Is this really the way to reach any kind of understanding or agreement?

Three years ago, when we began to negotiate compacts for the Missouri River Breaks National Monument and the CM Russell National Wildlife Refuge, a lot of people out in central Montana were pretty hot under the collar. Ranchers and county commissioners were lawyering up to fight the Federal government. People flooded into public meetings and asked a lot of hard, hostile questions. But everybody kept talking. We met with folks in Winnett, Winifred, Lewistown, Stanford, Malta and Jordan. We met with ranchers is the coulees around Ft. Peck. We met and talked until we were blue in the face, and nobody ever traded outrageous public insults.  No matter how far apart we were on the issues, nobody abandoned civility and or failed to show others the respect they deserved. And in the end we got the deals done - in true Montana style.

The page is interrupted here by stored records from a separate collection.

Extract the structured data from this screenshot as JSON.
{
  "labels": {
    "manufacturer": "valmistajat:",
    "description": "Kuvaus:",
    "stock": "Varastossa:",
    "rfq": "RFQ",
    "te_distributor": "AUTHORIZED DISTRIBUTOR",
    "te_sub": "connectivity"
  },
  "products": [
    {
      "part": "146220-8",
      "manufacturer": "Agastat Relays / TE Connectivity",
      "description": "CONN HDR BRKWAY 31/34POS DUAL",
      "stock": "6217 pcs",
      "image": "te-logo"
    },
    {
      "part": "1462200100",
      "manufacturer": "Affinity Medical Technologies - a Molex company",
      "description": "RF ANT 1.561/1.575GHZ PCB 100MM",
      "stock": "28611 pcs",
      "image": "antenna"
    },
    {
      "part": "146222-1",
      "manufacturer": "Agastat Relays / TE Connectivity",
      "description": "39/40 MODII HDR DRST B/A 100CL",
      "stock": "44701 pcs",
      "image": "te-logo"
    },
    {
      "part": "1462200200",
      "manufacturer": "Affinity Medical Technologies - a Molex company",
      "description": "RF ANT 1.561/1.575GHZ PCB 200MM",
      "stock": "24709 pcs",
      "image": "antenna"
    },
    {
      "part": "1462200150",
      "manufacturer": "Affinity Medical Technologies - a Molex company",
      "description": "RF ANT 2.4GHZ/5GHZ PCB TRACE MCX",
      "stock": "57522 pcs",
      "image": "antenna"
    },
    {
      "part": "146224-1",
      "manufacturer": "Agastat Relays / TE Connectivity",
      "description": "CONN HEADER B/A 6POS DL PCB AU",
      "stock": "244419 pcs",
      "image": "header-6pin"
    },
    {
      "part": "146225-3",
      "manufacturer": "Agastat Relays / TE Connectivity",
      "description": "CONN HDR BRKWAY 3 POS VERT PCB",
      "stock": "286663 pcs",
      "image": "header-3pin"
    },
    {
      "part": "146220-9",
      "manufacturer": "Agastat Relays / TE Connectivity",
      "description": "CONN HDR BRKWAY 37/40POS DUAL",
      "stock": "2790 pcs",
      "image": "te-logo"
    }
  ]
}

 If the Concerned Citizens of Western Montana really want to play a constructive role in bringing about a compact everybody can live with – in true Montana style -  it’s time to jettison the vicious rhetoric and sit down to a respectful and constructive discussion.

* It’s called drkatesview. Click here if you want to look it over.

** As the referendum is worded, a yes vote meant that not only did you want to retain the Board, you also supported its call to reopen the compact. A no vote meant you wanted neither  to retain the Board nor support reopening.  As Dick Erb pointed out in a letter to the Missoulian, there was no obvious way to vote if you wanted to retain the Board but didn’t support reopening.  Erb is right: there are two separate issues here, and the referendum hopelessly conflated them.